Exercise aim: Which of the lines in the records below hold the string "Precode"? Copy every one of them.

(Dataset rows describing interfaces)
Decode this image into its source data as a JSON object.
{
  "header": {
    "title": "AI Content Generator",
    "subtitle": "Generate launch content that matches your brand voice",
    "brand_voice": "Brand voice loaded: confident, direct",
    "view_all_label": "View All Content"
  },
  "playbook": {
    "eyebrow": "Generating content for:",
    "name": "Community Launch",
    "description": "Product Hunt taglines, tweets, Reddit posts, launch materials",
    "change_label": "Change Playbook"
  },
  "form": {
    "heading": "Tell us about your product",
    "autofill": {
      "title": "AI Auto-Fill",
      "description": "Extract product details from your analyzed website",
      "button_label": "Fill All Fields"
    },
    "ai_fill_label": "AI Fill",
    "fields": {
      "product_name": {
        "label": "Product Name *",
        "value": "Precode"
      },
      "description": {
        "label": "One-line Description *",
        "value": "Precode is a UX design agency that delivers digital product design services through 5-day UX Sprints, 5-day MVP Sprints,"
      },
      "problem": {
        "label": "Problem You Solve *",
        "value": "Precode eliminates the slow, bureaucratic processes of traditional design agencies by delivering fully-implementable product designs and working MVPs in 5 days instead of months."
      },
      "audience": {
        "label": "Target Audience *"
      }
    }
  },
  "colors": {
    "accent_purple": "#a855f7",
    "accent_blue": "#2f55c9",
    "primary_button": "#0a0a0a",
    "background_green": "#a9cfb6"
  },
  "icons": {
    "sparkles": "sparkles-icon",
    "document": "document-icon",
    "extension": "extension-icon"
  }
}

Exercise result:
        "value": "Precode"
        "value": "Precode is a UX design agency that delivers digital product design services through 5-day UX Sprints, 5-day MVP Sprints,"
        "value": "Precode eliminates the slow, bureaucratic processes of traditional design agencies by delivering fully-implementable product designs and working MVPs in 5 days instead of months."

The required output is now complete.